What is the HHSRS?

The HHSRS is a scoring system that is used by all local authorities to risk assess the effect of certain hazards on the health, safety and wellbeing of the occupants. The system allows local authorities to take action to remedy these hazards in order to ensure housing is safe to live in.

Who does the HHSRS affect?

The local authority has enforcement powers to ensure owners and landlords, including social landlords comply with the HHSRS.

What are the hazards?

There are a total of 29 hazards, which include:

  • Damp and mould, excess cold/heat
  • Pollutants i.e. asbestos, biocides, carbon monoxide, lead, radiation, etc.
  • Overcrowding, lack of space, entry by intruders, lighting and noise
  • Poor hygiene i.e. pests, food safety, drainage, water supply, etc.
  • Accidents i.e. falls, electric shocks, burns, fires, etc.
  • Collisions, entrapment, explosions, etc.

How is a hazard assessed?

A local authority officer will complete a full inspection of a property and base their assessment on the likelihood of the occupants suffering harm, as a direct result of the condition of the property. The hazards are then appropriately scored by the officer, using the rating system. This will determine whether there are any serious hazards (Category 1) or less serious hazards (Category 2) present.

How is it enforced?

If the local authority discovers there is a Category 1 hazard present, it has a duty to take appropriate enforcement action by serving a statutory notice requiring works to be carried out. The council also has the power where necessary to prohibit the use of the whole or part of a dwelling, restrict the number of permitted occupants or take emergency action. Alternatively where hazards are of low risk it may be more appropriate for informal action to be taken, or for a hazard awareness notice to be served to ensure landlords draw tenants attention to the problem. For Category 2 hazards the local authority has the discretion to take action if necessary.

Statutory notices are served on the 'Person having control' or the 'Person managing' the property. The Person having control of a premises means the person who receives the rent (whether on his own account or as agent or trustee of another person). The person managing a premises means the person who, being an owner or lessee of the premises receives (whether directly or through an agent or trustee) the rent.

You can find the housing and environment service enforcement policy here.

Please see the Gov.uk for more information on renting your property  

The Letting Agents' Redress Schemes

The Redress Schemes for Lettings Agency Work and Property Management Work (Requirement to Belong to a Scheme etc) (England) Order 2014.

It is now a legal requirement for all lettings agents and property managers in England to belong to an approved redress scheme.

The Ombudsman schemes will deal with complaints about the working practices of letting and managing agents. They will offer independent investigation of complaints about hidden fees or poor service.  Where a complaint is upheld, tenants and lease holders could receive compensation. Chichester District Council are the enforcing authority within the boundaries of the district and are responsible for ensuring all applicable agents have complied with the requirements, and have joined an approved scheme.

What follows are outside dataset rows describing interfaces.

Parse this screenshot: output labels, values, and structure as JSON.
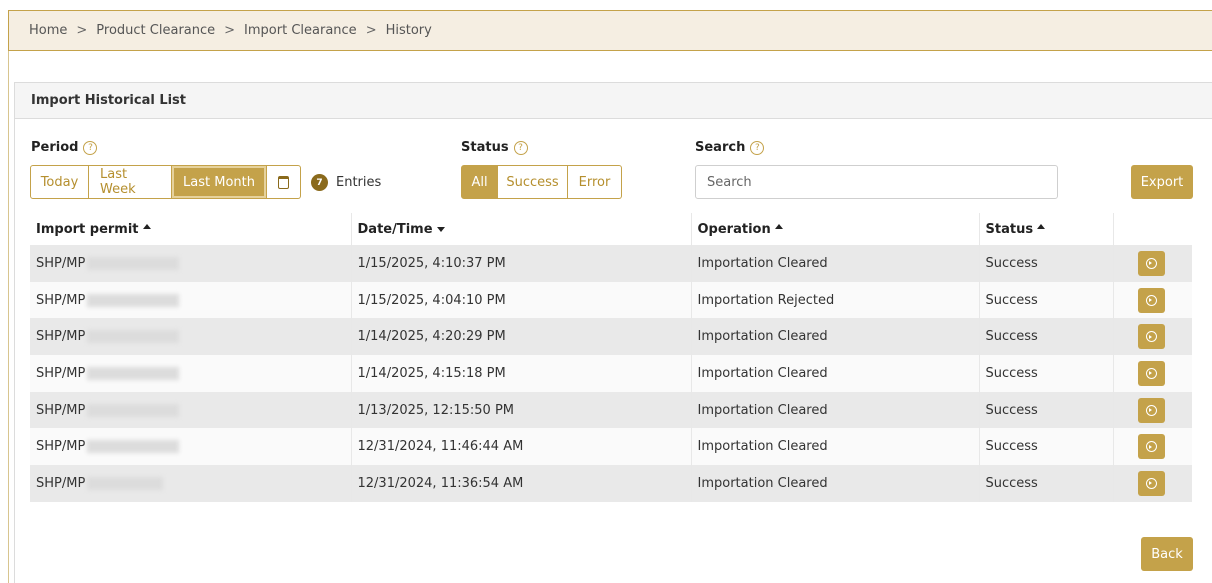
{
  "breadcrumb": {
    "home": "Home",
    "product_clearance": "Product Clearance",
    "import_clearance": "Import Clearance",
    "history": "History",
    "separator": ">"
  },
  "panel": {
    "title": "Import Historical List"
  },
  "filters": {
    "period_label": "Period",
    "period_options": [
      "Today",
      "Last Week",
      "Last Month"
    ],
    "period_selected": "Last Month",
    "entries_count": "7",
    "entries_label": "Entries",
    "status_label": "Status",
    "status_options": [
      "All",
      "Success",
      "Error"
    ],
    "status_selected": "All",
    "search_label": "Search",
    "search_placeholder": "Search",
    "search_value": ""
  },
  "buttons": {
    "export": "Export",
    "back": "Back"
  },
  "table": {
    "columns": [
      "Import permit",
      "Date/Time",
      "Operation",
      "Status"
    ],
    "rows": [
      {
        "permit": "SHP/MP",
        "datetime": "1/15/2025, 4:10:37 PM",
        "operation": "Importation Cleared",
        "status": "Success"
      },
      {
        "permit": "SHP/MP",
        "datetime": "1/15/2025, 4:04:10 PM",
        "operation": "Importation Rejected",
        "status": "Success"
      },
      {
        "permit": "SHP/MP",
        "datetime": "1/14/2025, 4:20:29 PM",
        "operation": "Importation Cleared",
        "status": "Success"
      },
      {
        "permit": "SHP/MP",
        "datetime": "1/14/2025, 4:15:18 PM",
        "operation": "Importation Cleared",
        "status": "Success"
      },
      {
        "permit": "SHP/MP",
        "datetime": "1/13/2025, 12:15:50 PM",
        "operation": "Importation Cleared",
        "status": "Success"
      },
      {
        "permit": "SHP/MP",
        "datetime": "12/31/2024, 11:46:44 AM",
        "operation": "Importation Cleared",
        "status": "Success"
      },
      {
        "permit": "SHP/MP",
        "datetime": "12/31/2024, 11:36:54 AM",
        "operation": "Importation Cleared",
        "status": "Success"
      }
    ]
  },
  "colors": {
    "accent": "#c4a24a",
    "accent_dark": "#8a6a1c",
    "breadcrumb_bg": "#f5eee2"
  }
}
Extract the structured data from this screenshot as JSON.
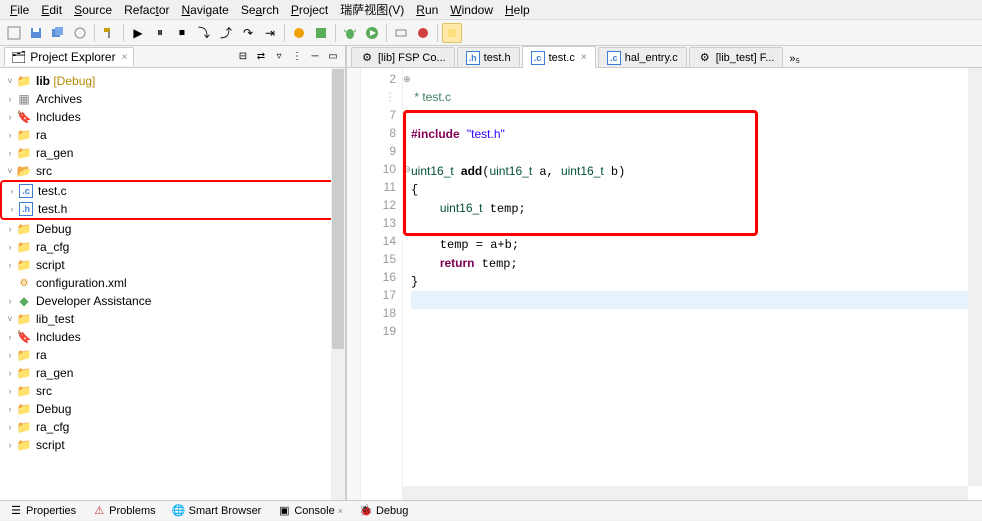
{
  "menu": {
    "items": [
      "File",
      "Edit",
      "Source",
      "Refactor",
      "Navigate",
      "Search",
      "Project",
      "瑞萨视图(V)",
      "Run",
      "Window",
      "Help"
    ]
  },
  "project_explorer": {
    "title": "Project Explorer"
  },
  "tree": {
    "lib": {
      "name": "lib",
      "tag": "[Debug]"
    },
    "archives": "Archives",
    "includes": "Includes",
    "ra": "ra",
    "ra_gen": "ra_gen",
    "src": "src",
    "test_c": "test.c",
    "test_h": "test.h",
    "debug": "Debug",
    "ra_cfg": "ra_cfg",
    "script": "script",
    "config_xml": "configuration.xml",
    "dev_assist": "Developer Assistance",
    "lib_test": "lib_test",
    "lt_includes": "Includes",
    "lt_ra": "ra",
    "lt_ra_gen": "ra_gen",
    "lt_src": "src",
    "lt_debug": "Debug",
    "lt_ra_cfg": "ra_cfg",
    "lt_script": "script"
  },
  "editor_tabs": {
    "t0": "[lib] FSP Co...",
    "t1": "test.h",
    "t2": "test.c",
    "t3": "hal_entry.c",
    "t4": "[lib_test] F...",
    "more": "»₅"
  },
  "code": {
    "comment_tail": " * test.c",
    "include": "#include",
    "include_str": "\"test.h\"",
    "line10": "uint16_t add(uint16_t a, uint16_t b)",
    "line11": "{",
    "line12": "    uint16_t temp;",
    "line14": "    temp = a+b;",
    "line15": "    return temp;",
    "line16": "}",
    "line_numbers": [
      "2",
      "",
      "7",
      "8",
      "9",
      "10",
      "11",
      "12",
      "13",
      "14",
      "15",
      "16",
      "17",
      "18",
      "19"
    ]
  },
  "bottom": {
    "properties": "Properties",
    "problems": "Problems",
    "smart_browser": "Smart Browser",
    "console": "Console",
    "debug": "Debug"
  }
}
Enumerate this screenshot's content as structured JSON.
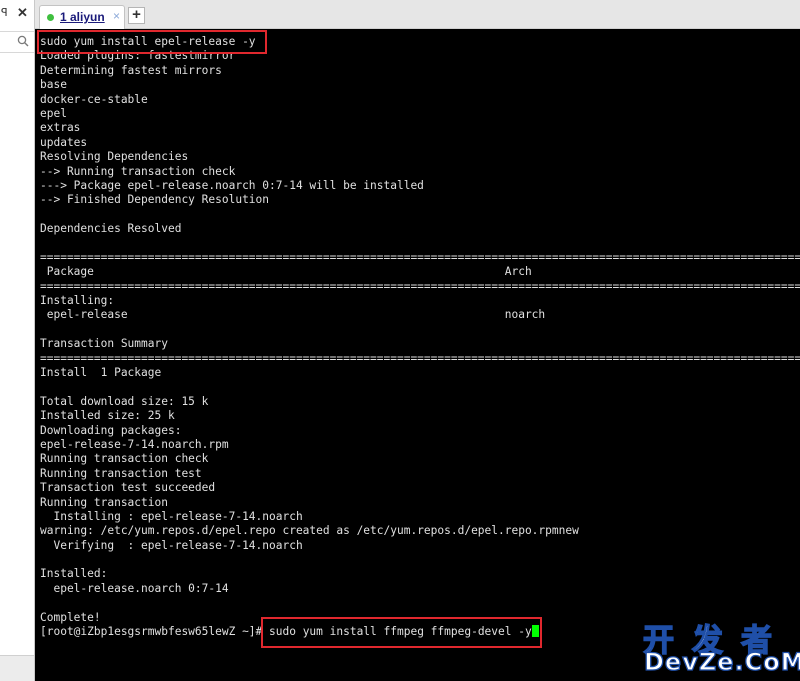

If you are a Letting Agent or Property Manager and do not join a government authorised consumer redress scheme you can be subject to a £5,000 fine from the local authority, if you continue to breach your legal requirement to join such a scheme.

If you are a landlord or tenant and want to know if your agent is a member of an approved scheme please refer to the Ombudsman Schemes websites.

The Smoke and Carbon Monoxide Alarm (England) Regulations 2015

The Smoke and Carbon Monoxide Alarm (England) Regulations 2015 have been introduced to ensure premises let for residential purposes are safe for people to live in.

Statistically people are four times more likely to die in a fire in the home if there is no working smoke alarm. Over the next 10 years it is estimated that the new laws will result in 231 fewer deaths and 5,860 less injuries.

The law, which came into force on 1 October 2015, requires private sector landlords to ensure the following:

  • at least one smoke alarm to be installed on every floor of their properties
  • a carbon monoxide alarm to be fitted in any room containing a solid fuel burning appliance (e.g. a coal fire, wood burning stove).

Landlords should however be aware that all gas appliances can emit carbon monoxide so we would encourage landlords to ensure working carbon monoxide alarms are installed in any room where there is one installed.

  • Landlords must also make sure the alarms are in working order at the start of each new tenancy.

During the course of the tenancy the testing and ensuring that alarms are working is the responsibility of the tenant. If any faults are identified, or alarms are not working for any reason the tenant must liaise with their landlord who will ensure issues are addressed.

The requirements of the regulations are enforced by Local Authorities who can impose a fine of up to £5,000 where a landlord fails to comply with a remedial notice.

More information can be found at  Smoke and carbon monoxide alarms , or by contacting the Housing Standards Team on 01243 534608.